### Task item
All of the records below are to be printed exactly; the pictures are to be left out.

### Component data from apps and pages
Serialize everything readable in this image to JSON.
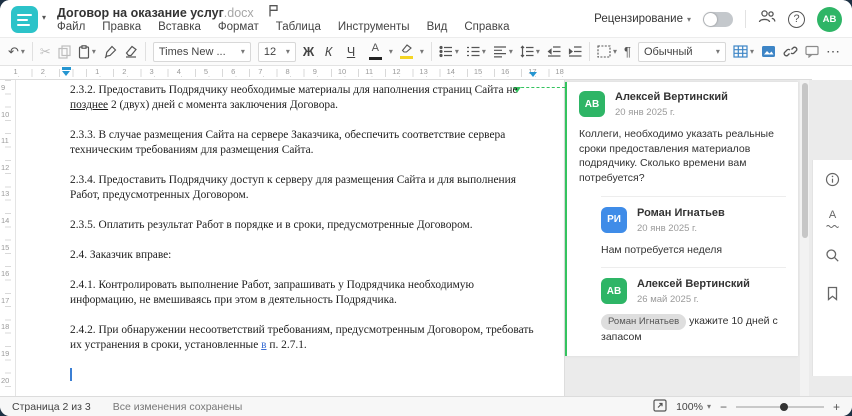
{
  "header": {
    "title": "Договор на оказание услуг",
    "title_ext": ".docx",
    "menu": [
      "Файл",
      "Правка",
      "Вставка",
      "Формат",
      "Таблица",
      "Инструменты",
      "Вид",
      "Справка"
    ],
    "review_label": "Рецензирование",
    "user_initials": "АВ"
  },
  "toolbar": {
    "undo": "↶",
    "cut": "✂",
    "font_name": "Times New ...",
    "font_size": "12",
    "bold": "Ж",
    "italic": "К",
    "underline": "Ч",
    "font_color_letter": "А",
    "style_name": "Обычный",
    "pilcrow": "¶",
    "more": "⋯"
  },
  "ruler": {
    "h_numbers_left": [
      "2",
      "1"
    ],
    "h_numbers_right": [
      "1",
      "2",
      "3",
      "4",
      "5",
      "6",
      "7",
      "8",
      "9",
      "10",
      "11",
      "12",
      "13",
      "14",
      "15",
      "16",
      "17",
      "18"
    ],
    "v_numbers": [
      "9",
      "10",
      "11",
      "12",
      "13",
      "14",
      "15",
      "16",
      "17",
      "18",
      "19",
      "20"
    ]
  },
  "document": {
    "paragraphs": [
      {
        "segments": [
          {
            "t": "2.3.2. Предоставить Подрядчику необходимые материалы для наполнения страниц Сайта не "
          },
          {
            "t": "позднее",
            "s": "u"
          },
          {
            "t": " 2 (двух) дней с момента заключения Договора."
          }
        ]
      },
      {
        "segments": [
          {
            "t": "2.3.3. В случае размещения Сайта на сервере Заказчика, обеспечить соответствие сервера техническим требованиям для размещения Сайта."
          }
        ]
      },
      {
        "segments": [
          {
            "t": "2.3.4. Предоставить Подрядчику доступ к серверу для размещения Сайта и для выполнения Работ, предусмотренных Договором."
          }
        ]
      },
      {
        "segments": [
          {
            "t": "2.3.5. Оплатить результат Работ в порядке и в сроки, предусмотренные Договором."
          }
        ]
      },
      {
        "segments": [
          {
            "t": "2.4. Заказчик вправе:"
          }
        ]
      },
      {
        "segments": [
          {
            "t": "2.4.1. Контролировать выполнение Работ, запрашивать у Подрядчика необходимую информацию, не вмешиваясь при этом в деятельность Подрядчика."
          }
        ]
      },
      {
        "segments": [
          {
            "t": "2.4.2. При обнаружении несоответствий требованиям, предусмотренным Договором, требовать их устранения в сроки, установленные "
          },
          {
            "t": "в",
            "s": "link"
          },
          {
            "t": " п. 2.7.1."
          }
        ]
      },
      {
        "segments": [],
        "cursor": true
      }
    ]
  },
  "comments": {
    "items": [
      {
        "initials": "АВ",
        "avatar_color": "#2eb566",
        "name": "Алексей Вертинский",
        "date": "20 янв 2025 г.",
        "text": "Коллеги, необходимо указать реальные сроки предоставления материалов подрядчику. Сколько времени вам потребуется?",
        "reply": false
      },
      {
        "initials": "РИ",
        "avatar_color": "#3f8ce8",
        "name": "Роман Игнатьев",
        "date": "20 янв 2025 г.",
        "text": "Нам потребуется неделя",
        "reply": true
      },
      {
        "initials": "АВ",
        "avatar_color": "#2eb566",
        "name": "Алексей Вертинский",
        "date": "26 май 2025 г.",
        "mention": "Роман Игнатьев",
        "text": "укажите 10 дней с запасом",
        "reply": true
      }
    ]
  },
  "statusbar": {
    "page_label": "Страница 2 из 3",
    "saved_label": "Все изменения сохранены",
    "zoom_value": "100%",
    "zoom_out": "−",
    "zoom_in": "+"
  },
  "colors": {
    "accent_teal": "#2cc3c9",
    "comment_green": "#34c35f",
    "avatar_green": "#2eb566",
    "avatar_blue": "#3f8ce8",
    "ruler_marker_blue": "#2596d1"
  }
}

### Written answer
Serialize everything readable in this image to JSON.
{
  "header": {
    "title": "Договор на оказание услуг",
    "title_ext": ".docx",
    "menu": [
      "Файл",
      "Правка",
      "Вставка",
      "Формат",
      "Таблица",
      "Инструменты",
      "Вид",
      "Справка"
    ],
    "review_label": "Рецензирование",
    "user_initials": "АВ"
  },
  "toolbar": {
    "undo": "↶",
    "cut": "✂",
    "font_name": "Times New ...",
    "font_size": "12",
    "bold": "Ж",
    "italic": "К",
    "underline": "Ч",
    "font_color_letter": "А",
    "style_name": "Обычный",
    "pilcrow": "¶",
    "more": "⋯"
  },
  "ruler": {
    "h_numbers_left": [
      "2",
      "1"
    ],
    "h_numbers_right": [
      "1",
      "2",
      "3",
      "4",
      "5",
      "6",
      "7",
      "8",
      "9",
      "10",
      "11",
      "12",
      "13",
      "14",
      "15",
      "16",
      "17",
      "18"
    ],
    "v_numbers": [
      "9",
      "10",
      "11",
      "12",
      "13",
      "14",
      "15",
      "16",
      "17",
      "18",
      "19",
      "20"
    ]
  },
  "document": {
    "paragraphs": [
      {
        "segments": [
          {
            "t": "2.3.2. Предоставить Подрядчику необходимые материалы для наполнения страниц Сайта не "
          },
          {
            "t": "позднее",
            "s": "u"
          },
          {
            "t": " 2 (двух) дней с момента заключения Договора."
          }
        ]
      },
      {
        "segments": [
          {
            "t": "2.3.3. В случае размещения Сайта на сервере Заказчика, обеспечить соответствие сервера техническим требованиям для размещения Сайта."
          }
        ]
      },
      {
        "segments": [
          {
            "t": "2.3.4. Предоставить Подрядчику доступ к серверу для размещения Сайта и для выполнения Работ, предусмотренных Договором."
          }
        ]
      },
      {
        "segments": [
          {
            "t": "2.3.5. Оплатить результат Работ в порядке и в сроки, предусмотренные Договором."
          }
        ]
      },
      {
        "segments": [
          {
            "t": "2.4. Заказчик вправе:"
          }
        ]
      },
      {
        "segments": [
          {
            "t": "2.4.1. Контролировать выполнение Работ, запрашивать у Подрядчика необходимую информацию, не вмешиваясь при этом в деятельность Подрядчика."
          }
        ]
      },
      {
        "segments": [
          {
            "t": "2.4.2. При обнаружении несоответствий требованиям, предусмотренным Договором, требовать их устранения в сроки, установленные "
          },
          {
            "t": "в",
            "s": "link"
          },
          {
            "t": " п. 2.7.1."
          }
        ]
      },
      {
        "segments": [],
        "cursor": true
      }
    ]
  },
  "comments": {
    "items": [
      {
        "initials": "АВ",
        "avatar_color": "#2eb566",
        "name": "Алексей Вертинский",
        "date": "20 янв 2025 г.",
        "text": "Коллеги, необходимо указать реальные сроки предоставления материалов подрядчику. Сколько времени вам потребуется?",
        "reply": false
      },
      {
        "initials": "РИ",
        "avatar_color": "#3f8ce8",
        "name": "Роман Игнатьев",
        "date": "20 янв 2025 г.",
        "text": "Нам потребуется неделя",
        "reply": true
      },
      {
        "initials": "АВ",
        "avatar_color": "#2eb566",
        "name": "Алексей Вертинский",
        "date": "26 май 2025 г.",
        "mention": "Роман Игнатьев",
        "text": "укажите 10 дней с запасом",
        "reply": true
      }
    ]
  },
  "statusbar": {
    "page_label": "Страница 2 из 3",
    "saved_label": "Все изменения сохранены",
    "zoom_value": "100%",
    "zoom_out": "−",
    "zoom_in": "+"
  },
  "colors": {
    "accent_teal": "#2cc3c9",
    "comment_green": "#34c35f",
    "avatar_green": "#2eb566",
    "avatar_blue": "#3f8ce8",
    "ruler_marker_blue": "#2596d1"
  }
}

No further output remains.